Dataset rows for apps and sites

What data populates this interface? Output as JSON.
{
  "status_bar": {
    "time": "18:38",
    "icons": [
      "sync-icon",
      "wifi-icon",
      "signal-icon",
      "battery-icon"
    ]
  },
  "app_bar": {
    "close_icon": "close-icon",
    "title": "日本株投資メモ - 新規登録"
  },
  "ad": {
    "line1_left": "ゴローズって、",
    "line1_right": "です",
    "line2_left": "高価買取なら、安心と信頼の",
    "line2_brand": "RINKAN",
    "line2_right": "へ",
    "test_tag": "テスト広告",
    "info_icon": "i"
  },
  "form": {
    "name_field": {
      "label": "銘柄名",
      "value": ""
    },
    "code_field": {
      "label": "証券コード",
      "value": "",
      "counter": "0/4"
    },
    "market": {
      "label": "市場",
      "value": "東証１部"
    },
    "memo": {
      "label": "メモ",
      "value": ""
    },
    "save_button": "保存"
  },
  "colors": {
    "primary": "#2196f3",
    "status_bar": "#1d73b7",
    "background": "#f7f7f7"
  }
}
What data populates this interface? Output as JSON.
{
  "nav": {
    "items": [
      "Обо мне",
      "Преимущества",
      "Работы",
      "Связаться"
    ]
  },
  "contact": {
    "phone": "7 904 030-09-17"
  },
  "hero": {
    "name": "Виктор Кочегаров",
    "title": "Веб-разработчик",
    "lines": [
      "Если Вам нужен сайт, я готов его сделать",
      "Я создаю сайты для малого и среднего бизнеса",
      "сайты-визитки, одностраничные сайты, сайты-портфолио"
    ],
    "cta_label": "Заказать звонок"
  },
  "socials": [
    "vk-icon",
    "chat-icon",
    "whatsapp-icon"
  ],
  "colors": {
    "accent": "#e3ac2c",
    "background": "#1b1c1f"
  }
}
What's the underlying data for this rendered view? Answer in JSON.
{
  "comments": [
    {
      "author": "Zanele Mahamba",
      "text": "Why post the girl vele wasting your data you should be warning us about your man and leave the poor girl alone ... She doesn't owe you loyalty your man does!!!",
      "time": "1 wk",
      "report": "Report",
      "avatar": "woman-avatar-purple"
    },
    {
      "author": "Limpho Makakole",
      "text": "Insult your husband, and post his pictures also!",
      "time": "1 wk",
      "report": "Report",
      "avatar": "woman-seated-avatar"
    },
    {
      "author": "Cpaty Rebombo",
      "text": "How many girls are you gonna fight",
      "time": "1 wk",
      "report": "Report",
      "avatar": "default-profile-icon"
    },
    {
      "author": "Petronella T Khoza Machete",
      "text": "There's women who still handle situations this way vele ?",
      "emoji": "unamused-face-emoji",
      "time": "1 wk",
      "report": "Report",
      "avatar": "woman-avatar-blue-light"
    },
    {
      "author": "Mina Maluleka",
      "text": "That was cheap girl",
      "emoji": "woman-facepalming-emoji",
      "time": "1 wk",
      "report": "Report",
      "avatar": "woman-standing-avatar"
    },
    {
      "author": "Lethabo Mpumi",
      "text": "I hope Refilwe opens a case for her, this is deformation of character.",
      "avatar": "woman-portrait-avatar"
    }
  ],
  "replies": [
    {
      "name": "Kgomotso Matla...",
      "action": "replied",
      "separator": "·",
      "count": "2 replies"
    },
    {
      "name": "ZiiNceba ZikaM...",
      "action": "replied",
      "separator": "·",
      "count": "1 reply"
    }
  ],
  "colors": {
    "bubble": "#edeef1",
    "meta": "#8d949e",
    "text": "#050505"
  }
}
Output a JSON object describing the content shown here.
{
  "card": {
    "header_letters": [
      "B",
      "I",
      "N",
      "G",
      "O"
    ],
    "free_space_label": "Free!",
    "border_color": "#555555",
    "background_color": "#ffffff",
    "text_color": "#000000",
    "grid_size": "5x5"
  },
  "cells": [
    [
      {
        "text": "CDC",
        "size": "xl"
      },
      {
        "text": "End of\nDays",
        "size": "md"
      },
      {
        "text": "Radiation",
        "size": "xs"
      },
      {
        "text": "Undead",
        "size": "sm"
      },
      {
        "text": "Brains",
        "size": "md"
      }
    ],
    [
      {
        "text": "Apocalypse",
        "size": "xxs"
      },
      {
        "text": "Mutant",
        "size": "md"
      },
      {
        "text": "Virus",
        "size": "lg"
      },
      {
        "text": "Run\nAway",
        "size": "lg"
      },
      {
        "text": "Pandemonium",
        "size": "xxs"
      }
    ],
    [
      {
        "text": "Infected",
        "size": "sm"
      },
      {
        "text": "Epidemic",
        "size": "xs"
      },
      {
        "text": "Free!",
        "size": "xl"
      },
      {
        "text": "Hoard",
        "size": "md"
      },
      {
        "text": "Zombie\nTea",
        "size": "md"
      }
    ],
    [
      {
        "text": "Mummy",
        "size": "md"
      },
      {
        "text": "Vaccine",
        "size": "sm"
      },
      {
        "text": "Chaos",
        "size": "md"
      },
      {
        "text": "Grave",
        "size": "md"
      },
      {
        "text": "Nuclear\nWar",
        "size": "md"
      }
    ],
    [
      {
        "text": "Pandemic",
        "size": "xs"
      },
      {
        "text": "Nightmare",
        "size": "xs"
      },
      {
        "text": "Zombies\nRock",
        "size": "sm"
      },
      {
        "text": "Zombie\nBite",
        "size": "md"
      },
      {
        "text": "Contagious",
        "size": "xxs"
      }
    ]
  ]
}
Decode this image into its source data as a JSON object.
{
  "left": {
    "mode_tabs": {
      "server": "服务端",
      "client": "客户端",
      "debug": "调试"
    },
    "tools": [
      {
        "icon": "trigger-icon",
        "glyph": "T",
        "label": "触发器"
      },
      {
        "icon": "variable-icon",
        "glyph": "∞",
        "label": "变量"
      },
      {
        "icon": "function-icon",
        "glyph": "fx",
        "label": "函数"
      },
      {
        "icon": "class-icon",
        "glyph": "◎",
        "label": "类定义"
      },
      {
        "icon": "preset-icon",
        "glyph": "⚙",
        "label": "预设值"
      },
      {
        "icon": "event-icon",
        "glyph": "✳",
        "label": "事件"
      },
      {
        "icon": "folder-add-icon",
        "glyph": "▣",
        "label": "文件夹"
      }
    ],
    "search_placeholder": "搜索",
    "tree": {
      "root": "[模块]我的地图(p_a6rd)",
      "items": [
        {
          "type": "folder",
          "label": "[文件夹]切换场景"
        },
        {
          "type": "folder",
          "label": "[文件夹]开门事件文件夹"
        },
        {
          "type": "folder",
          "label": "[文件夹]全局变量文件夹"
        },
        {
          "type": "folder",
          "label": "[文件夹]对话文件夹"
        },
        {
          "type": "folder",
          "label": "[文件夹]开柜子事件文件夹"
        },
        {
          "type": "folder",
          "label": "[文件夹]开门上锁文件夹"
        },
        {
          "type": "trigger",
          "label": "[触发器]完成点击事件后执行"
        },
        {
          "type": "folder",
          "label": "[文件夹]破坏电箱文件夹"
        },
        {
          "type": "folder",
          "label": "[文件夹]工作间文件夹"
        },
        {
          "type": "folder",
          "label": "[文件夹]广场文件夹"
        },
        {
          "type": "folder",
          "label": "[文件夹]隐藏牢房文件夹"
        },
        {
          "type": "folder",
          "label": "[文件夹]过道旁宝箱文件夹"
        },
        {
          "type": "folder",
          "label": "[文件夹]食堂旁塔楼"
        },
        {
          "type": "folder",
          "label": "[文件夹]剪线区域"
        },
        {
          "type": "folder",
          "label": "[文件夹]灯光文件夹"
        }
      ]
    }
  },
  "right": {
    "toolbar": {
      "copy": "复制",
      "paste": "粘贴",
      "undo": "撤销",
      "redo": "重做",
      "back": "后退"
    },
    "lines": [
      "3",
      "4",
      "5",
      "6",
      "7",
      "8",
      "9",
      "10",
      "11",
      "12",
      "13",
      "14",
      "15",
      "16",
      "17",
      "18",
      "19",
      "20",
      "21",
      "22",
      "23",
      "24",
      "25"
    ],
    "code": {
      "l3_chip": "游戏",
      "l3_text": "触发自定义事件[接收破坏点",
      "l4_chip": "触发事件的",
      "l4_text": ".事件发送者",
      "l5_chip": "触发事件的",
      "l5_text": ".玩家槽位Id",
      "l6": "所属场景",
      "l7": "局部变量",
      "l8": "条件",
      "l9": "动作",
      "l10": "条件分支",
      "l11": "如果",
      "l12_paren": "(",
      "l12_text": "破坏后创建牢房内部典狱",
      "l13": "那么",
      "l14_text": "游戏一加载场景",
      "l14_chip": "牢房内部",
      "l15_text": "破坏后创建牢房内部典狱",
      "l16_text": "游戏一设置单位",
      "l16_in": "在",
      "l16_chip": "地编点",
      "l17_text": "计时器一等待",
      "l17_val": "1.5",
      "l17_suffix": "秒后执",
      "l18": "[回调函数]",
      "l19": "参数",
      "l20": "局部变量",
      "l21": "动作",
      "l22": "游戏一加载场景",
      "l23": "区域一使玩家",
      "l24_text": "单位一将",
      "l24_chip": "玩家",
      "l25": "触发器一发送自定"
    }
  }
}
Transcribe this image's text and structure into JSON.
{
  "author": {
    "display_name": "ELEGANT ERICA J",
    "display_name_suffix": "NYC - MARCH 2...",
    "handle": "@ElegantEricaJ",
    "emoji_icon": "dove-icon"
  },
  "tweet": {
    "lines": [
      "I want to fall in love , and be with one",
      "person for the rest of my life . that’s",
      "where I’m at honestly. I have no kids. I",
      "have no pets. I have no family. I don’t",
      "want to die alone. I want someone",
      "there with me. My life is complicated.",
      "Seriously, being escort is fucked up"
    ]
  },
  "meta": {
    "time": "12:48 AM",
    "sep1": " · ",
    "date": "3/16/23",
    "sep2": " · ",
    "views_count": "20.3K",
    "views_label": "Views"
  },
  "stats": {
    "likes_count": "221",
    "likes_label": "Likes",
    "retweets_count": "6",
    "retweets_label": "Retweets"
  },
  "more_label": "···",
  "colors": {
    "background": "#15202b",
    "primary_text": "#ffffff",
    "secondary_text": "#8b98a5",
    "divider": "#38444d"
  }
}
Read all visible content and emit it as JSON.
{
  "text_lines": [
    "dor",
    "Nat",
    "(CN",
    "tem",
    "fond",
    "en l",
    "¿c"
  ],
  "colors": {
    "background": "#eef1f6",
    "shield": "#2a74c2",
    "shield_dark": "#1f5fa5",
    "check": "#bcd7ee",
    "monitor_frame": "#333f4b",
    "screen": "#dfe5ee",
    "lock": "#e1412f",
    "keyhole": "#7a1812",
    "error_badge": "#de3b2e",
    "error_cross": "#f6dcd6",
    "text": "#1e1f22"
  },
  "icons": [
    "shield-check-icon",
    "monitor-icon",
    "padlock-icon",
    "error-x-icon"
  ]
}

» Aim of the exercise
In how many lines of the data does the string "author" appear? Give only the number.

» Task solution
7